10: Stuart (AKA the famous one):  How in-depth is Kukki TKD's hoshinsul, in regards to the syllabus, training and gradings?
Hi there Stuart :-) For those reading this who do not know, Ho Sin Sul means Self defense techniques. Often when Ho Sin Sul is mentioned in a Taekwondo-setting the thing(s) being referred to are those things in the syllabus that falls outside of the "core" which consists of strikes and defenses. For example: Joint locks, throws, sweeps, release techniques etc. 
As far as I know Kukkiwon Textbook does not have any dedicated self defense chapter in it, and I also believe that Ho Sin Sul is not mentioned in there either. Throws, joint locks etc are in there, but they fall under the kyorugi and poomsae applications. The thing is that many "traditional" dojang still practise ho sin sul just like in the ITF. In gradings this amounts to demonstrating on a compliant or semi compliant partner often in a one step sparring setting or a variance of one step sparring setting. If you take my organisation as an example we have 8 wristhold releases (some just releases, some into joint locks), 4 defenses against holding of the body (lapel grab, bear hug etc), 4 defenses against punch, 4 against knife and 8 against kicks (throws). Most of these are learned from green belt onward, and are demonstrated on gradings. After what I learned about the ITF and these kinds of techniques it seems like it is very similar, and instructor specific. I teach applications along with the forms, the first form has two variety of elbow joint lock so the white belts learn both. In my organisation the self defense techniques appear as I said around green belt onward starting out simple and gradually more complex (first ones simple releases from grabs and counter strikes, later on into joint locks etc). 
Many make the simplified distinction Kukki-TKD = Sport and Chang Hon TKD = Martial art for self defense. In truth there are many sportified Dojang in Kukki-TKD but that is also the truth in Chang Hon Dojang if we are being honest. Likewise there are many traditional Kukki-TKD Dojang out there practising just as "traditional" as you would expect any "ITF Dojang" to be.
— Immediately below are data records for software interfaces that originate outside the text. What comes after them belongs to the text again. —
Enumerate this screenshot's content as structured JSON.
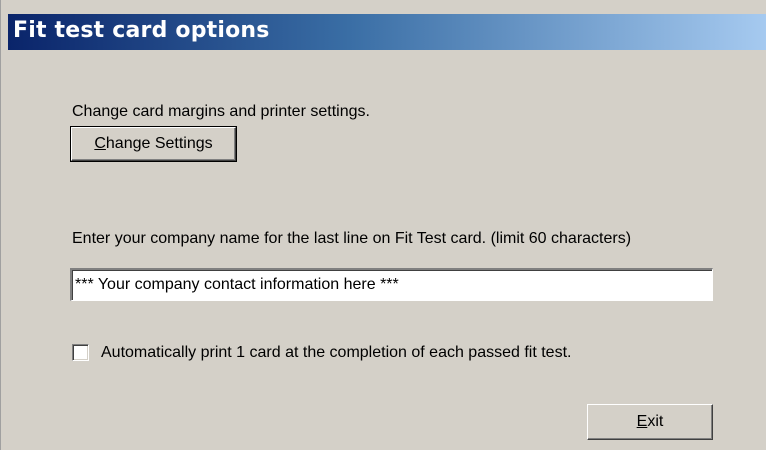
{
  "window": {
    "title": "Fit test card options"
  },
  "settings": {
    "description": "Change card margins and printer settings.",
    "button_label_mnemonic": "C",
    "button_label_rest": "hange Settings"
  },
  "company": {
    "description": "Enter your company name for the last line on Fit Test card. (limit 60 characters)",
    "value": "*** Your company contact information here ***"
  },
  "auto_print": {
    "label": "Automatically print 1 card at the completion of each passed fit test.",
    "checked": false
  },
  "exit_button": {
    "label_mnemonic": "E",
    "label_rest": "xit"
  },
  "colors": {
    "window_bg": "#d4d0c8",
    "title_gradient_start": "#0a246a",
    "title_gradient_end": "#a6caf0",
    "title_text": "#ffffff"
  }
}
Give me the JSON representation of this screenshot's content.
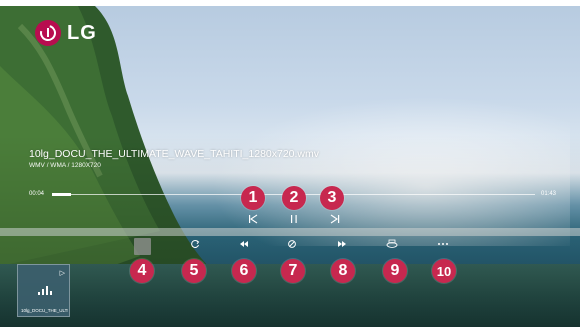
{
  "brand": {
    "name": "LG",
    "color": "#b80d4f"
  },
  "media": {
    "title": "10lg_DOCU_THE_ULTIMATE_WAVE_TAHITI_1280x720.wmv",
    "meta": "WMV / WMA / 1280X720",
    "current_time": "00:04",
    "total_time": "01:43",
    "progress_percent": 3.9
  },
  "controls": {
    "previous_icon": "skip-previous-icon",
    "pause_icon": "pause-icon",
    "next_icon": "skip-next-icon",
    "stop_icon": "stop-icon",
    "repeat_icon": "repeat-icon",
    "rewind_icon": "rewind-icon",
    "reload_icon": "sync-icon",
    "fast_forward_icon": "fast-forward-icon",
    "settings_icon": "360-view-icon",
    "more_icon": "more-options-icon"
  },
  "callouts": [
    "1",
    "2",
    "3",
    "4",
    "5",
    "6",
    "7",
    "8",
    "9",
    "10"
  ],
  "callout_color": "#c7284f",
  "playlist": {
    "thumb_label": "10lg_DOCU_THE_ULTI..."
  }
}
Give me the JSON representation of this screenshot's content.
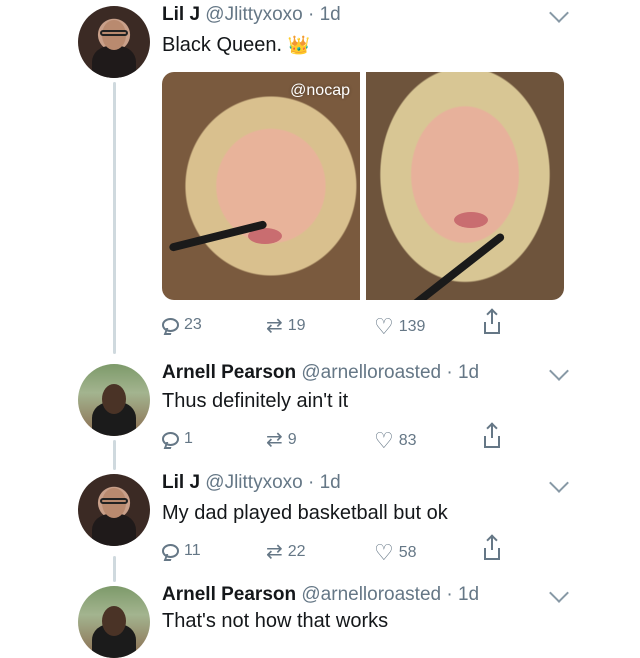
{
  "tweets": [
    {
      "name": "Lil J",
      "handle": "@Jlittyxoxo · 1d",
      "text": "Black Queen.",
      "emoji": "👑",
      "watermark": "@nocap",
      "replies": "23",
      "retweets": "19",
      "likes": "139"
    },
    {
      "name": "Arnell Pearson",
      "handle": "@arnelloroasted · 1d",
      "text": "Thus definitely ain't it",
      "replies": "1",
      "retweets": "9",
      "likes": "83"
    },
    {
      "name": "Lil J",
      "handle": "@Jlittyxoxo · 1d",
      "text": "My dad played basketball but ok",
      "replies": "11",
      "retweets": "22",
      "likes": "58"
    },
    {
      "name": "Arnell Pearson",
      "handle": "@arnelloroasted · 1d",
      "text": "That's not how that works"
    }
  ],
  "icons": {
    "reply": "reply-icon",
    "retweet": "retweet-icon",
    "like": "heart-icon",
    "share": "share-icon",
    "menu": "chevron-down-icon"
  },
  "colors": {
    "text": "#14171a",
    "secondary": "#657786",
    "thread_line": "#cfd9de"
  }
}
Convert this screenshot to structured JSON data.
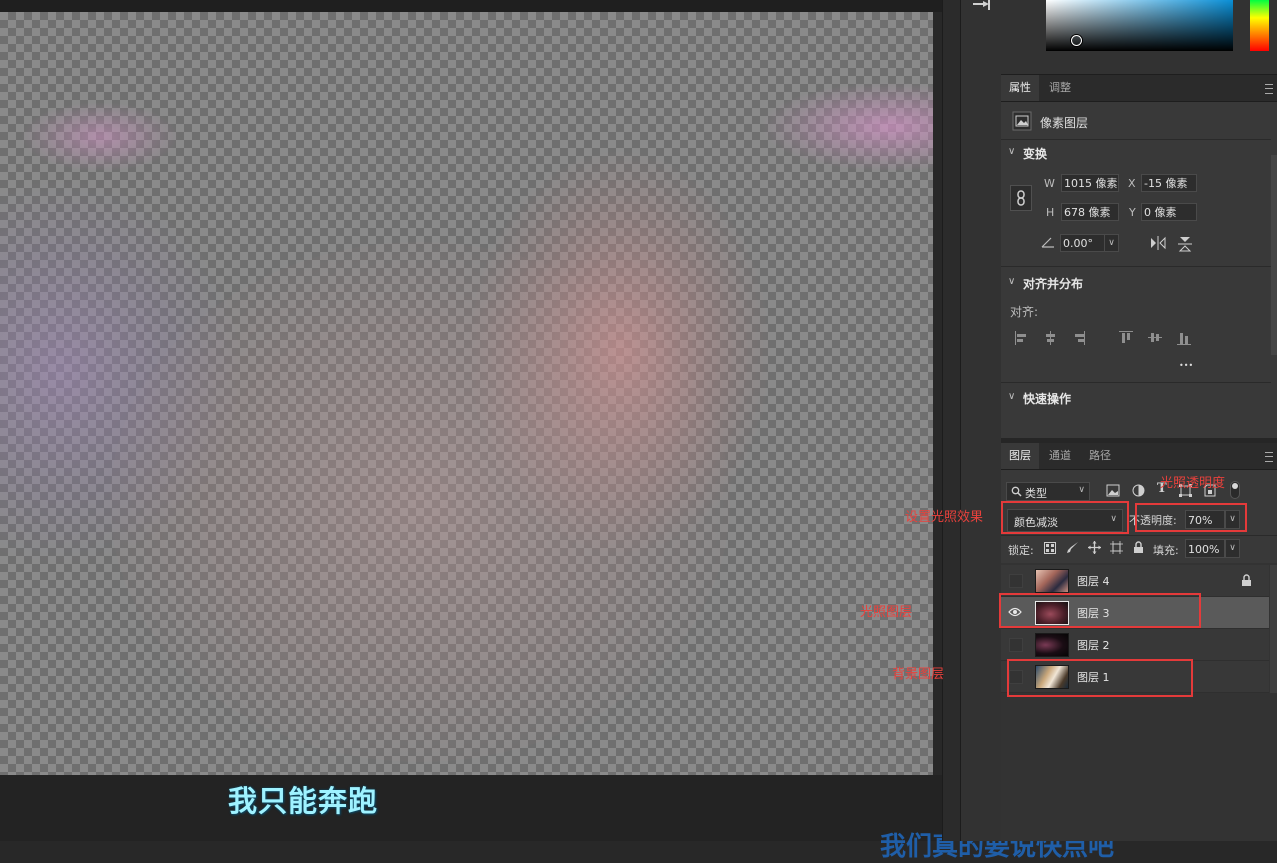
{
  "canvas": {
    "subtitle": "我只能奔跑",
    "bottom_caption": "我们真的要说快点吧"
  },
  "colors": {
    "accent_red": "#e43a3a",
    "subtitle_cyan": "#9ff2ff",
    "panel_bg": "#393939"
  },
  "properties_panel": {
    "tabs": [
      {
        "label": "属性",
        "active": true
      },
      {
        "label": "调整",
        "active": false
      }
    ],
    "layer_kind_label": "像素图层",
    "transform": {
      "title": "变换",
      "w_label": "W",
      "w_value": "1015 像素",
      "x_label": "X",
      "x_value": "-15 像素",
      "h_label": "H",
      "h_value": "678 像素",
      "y_label": "Y",
      "y_value": "0 像素",
      "angle_value": "0.00°"
    },
    "align": {
      "title": "对齐并分布",
      "sub_label": "对齐:",
      "more": "•••"
    },
    "quick_actions": {
      "title": "快速操作"
    }
  },
  "layers_panel": {
    "tabs": [
      {
        "label": "图层",
        "active": true
      },
      {
        "label": "通道",
        "active": false
      },
      {
        "label": "路径",
        "active": false
      }
    ],
    "filter_label": "类型",
    "blend_mode": "颜色减淡",
    "opacity_label": "不透明度:",
    "opacity_value": "70%",
    "lock_label": "锁定:",
    "fill_label": "填充:",
    "fill_value": "100%",
    "layers": [
      {
        "name": "图层 4",
        "visible": false,
        "locked": true,
        "selected": false
      },
      {
        "name": "图层 3",
        "visible": true,
        "locked": false,
        "selected": true
      },
      {
        "name": "图层 2",
        "visible": false,
        "locked": false,
        "selected": false
      },
      {
        "name": "图层 1",
        "visible": false,
        "locked": false,
        "selected": false
      }
    ]
  },
  "annotations": {
    "opacity_note": "光照透明度",
    "blend_note": "设置光照效果",
    "light_layer_note": "光照图层",
    "background_layer_note": "背景图层"
  }
}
That being said you ask for how indepth it is and this will undoubtfully ruffle a few feathers but I think that generally ALL Taekwondo/Taekwon-Do/Tae Kwon Do Dojang are pretty shallow when it comes to self defense. Lip service to the important aspects of awareness de-escalation and escape is sometimes given but again it is lip service. Awareness is sometimes treated as the instructors say "Be aware", but that is not really good enough. I know you (Stuart) know your stuff and teach it very well, but I am sure you understand where I am going with this when I say that for the most part what I have seen in all Dojang I have observed the self defense aspect is almost if not entirely preoccupied with the physical aspect and the more important stuff (for self defense) is either mentioned and that is it, or not even mentioned at all. 


  1. To q6: Here is a short youtube link to (hard style) Applications for the New Hansol poomsae, by the creator Master In Choul Jeong:

    1. Thanks for sharing that:-) I will edit the post with your contribution :-)

  2. No prob :) I was going to ask your opinion on Master Jeong and Donghee Lee (youtube example:, but never got round to it. Maybe for the next q&a :)

  3. The new Kukkiwon forms aside, do you think Taekwondo would benefit from new forms/tul/poomsae that utilize modern footwork? One frustration that both I and my students have experienced with the disconnect between forms and sparring, and I've often wondered if shadow-boxing-esque forms would make a good supplement (not replacement) for the traditional forms.